With wild nature rapidly disappearing, we are left with one other thing that can stop us in our tracks: silence; emptiness. We fear it. We avoid it. We are unlikely to embrace it and be embraced by it, because silence is also wild. We can’t control it. We can’t understand it. We can’t even identify with it. It eludes capture completely. Yet it is with us all the time. We only have to notice it, and allow it to be a presence in our lives. Silence, emptiness, undoes everything we have tried to do. It ruins all of our plans and hopes and schemes. It is everywhere, yet when it reveals itself, it comes like a thief saying, “Nothing is permanent. Nothing you believe is real. Nothing belongs to you, not even your self.” And civilization crumbles, founded as it is on the belief that treasures can be stored up and kept safe, for me, for the immortal “I.” Silence is a direct and immediate affront to the feeling that “I” exist. And so we push it away like we push away our mortality. We fill every second with noise and activity. Even meditation has become an app, to be dispensed with quickly, its aim to make us more efficient workers, better able to manage our busyness, better slaves.

Silence could save us, and wildness could save us, but that is like saying that saving us could save us. This is the conundrum. Salvation is right at hand. It is as close as breathing. And we run from it with all our strength. To stop the onslaught of destruction, we only have to stop running. Just stop. Only our fear of stopping and the emptiness that awaits prevents us from stopping. But that is enough to keep the machine going perpetually despite the fact that we are driving over the cliff. We are driving over the cliff and we are afraid to stop. And all we have to do to stop, is stop.

In emptiness is our salvation. The thing we search and long for. The ultimate sense of belonging. We belong to everything. Separation is not possible. The whole cosmic order is right at hand. But we can’t really know that unless we come to a full stop. So the thing we fear is the thing we most desire and need. By fearing emptiness, we fear life. And the consequence of that is the violence and destruction that perpetuates itself down through the ages.

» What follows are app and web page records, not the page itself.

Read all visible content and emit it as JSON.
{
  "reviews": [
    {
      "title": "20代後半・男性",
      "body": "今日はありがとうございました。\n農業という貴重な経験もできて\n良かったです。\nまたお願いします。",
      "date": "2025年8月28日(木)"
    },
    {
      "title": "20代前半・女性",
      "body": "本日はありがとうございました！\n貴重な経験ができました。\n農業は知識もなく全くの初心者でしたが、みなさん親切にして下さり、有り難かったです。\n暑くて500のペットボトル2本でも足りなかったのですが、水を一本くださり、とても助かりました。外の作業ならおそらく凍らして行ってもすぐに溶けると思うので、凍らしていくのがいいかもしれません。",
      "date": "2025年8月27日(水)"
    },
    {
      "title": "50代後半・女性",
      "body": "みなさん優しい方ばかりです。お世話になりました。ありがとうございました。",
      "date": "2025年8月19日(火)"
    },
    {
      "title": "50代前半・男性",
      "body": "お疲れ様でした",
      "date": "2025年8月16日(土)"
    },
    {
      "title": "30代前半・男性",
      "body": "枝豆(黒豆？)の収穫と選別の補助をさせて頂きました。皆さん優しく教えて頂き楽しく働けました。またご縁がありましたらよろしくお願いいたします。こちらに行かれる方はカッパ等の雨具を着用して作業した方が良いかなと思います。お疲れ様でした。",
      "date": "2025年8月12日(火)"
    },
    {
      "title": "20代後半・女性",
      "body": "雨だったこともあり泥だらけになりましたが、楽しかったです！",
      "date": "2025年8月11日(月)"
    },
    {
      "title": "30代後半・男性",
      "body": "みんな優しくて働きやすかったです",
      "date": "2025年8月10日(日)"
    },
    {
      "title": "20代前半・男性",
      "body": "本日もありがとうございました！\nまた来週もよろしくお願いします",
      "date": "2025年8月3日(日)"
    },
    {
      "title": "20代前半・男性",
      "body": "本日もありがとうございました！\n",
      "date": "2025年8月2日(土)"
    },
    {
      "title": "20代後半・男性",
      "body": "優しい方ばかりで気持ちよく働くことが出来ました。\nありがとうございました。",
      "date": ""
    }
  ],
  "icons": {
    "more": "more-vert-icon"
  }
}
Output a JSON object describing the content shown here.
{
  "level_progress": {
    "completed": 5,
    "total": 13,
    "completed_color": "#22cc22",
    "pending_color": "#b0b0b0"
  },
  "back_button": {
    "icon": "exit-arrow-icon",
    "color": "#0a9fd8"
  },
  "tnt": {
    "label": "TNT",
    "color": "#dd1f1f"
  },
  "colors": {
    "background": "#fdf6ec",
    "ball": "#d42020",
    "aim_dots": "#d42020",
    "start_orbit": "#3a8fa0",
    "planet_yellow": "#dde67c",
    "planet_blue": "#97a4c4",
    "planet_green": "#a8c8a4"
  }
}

More wind farms will not save us. More solar panels will not save us. More nuke plants and oil wells will not save us. More rules and laws will not save us. More studies and research will not save us. We don’t need to figure anything out. We don’t need anything, except the abundance of life and the mystery of silence. To find them, we need only stop and discover what we already have and what we already are: emptiness and everything; silence and the whole movement of life.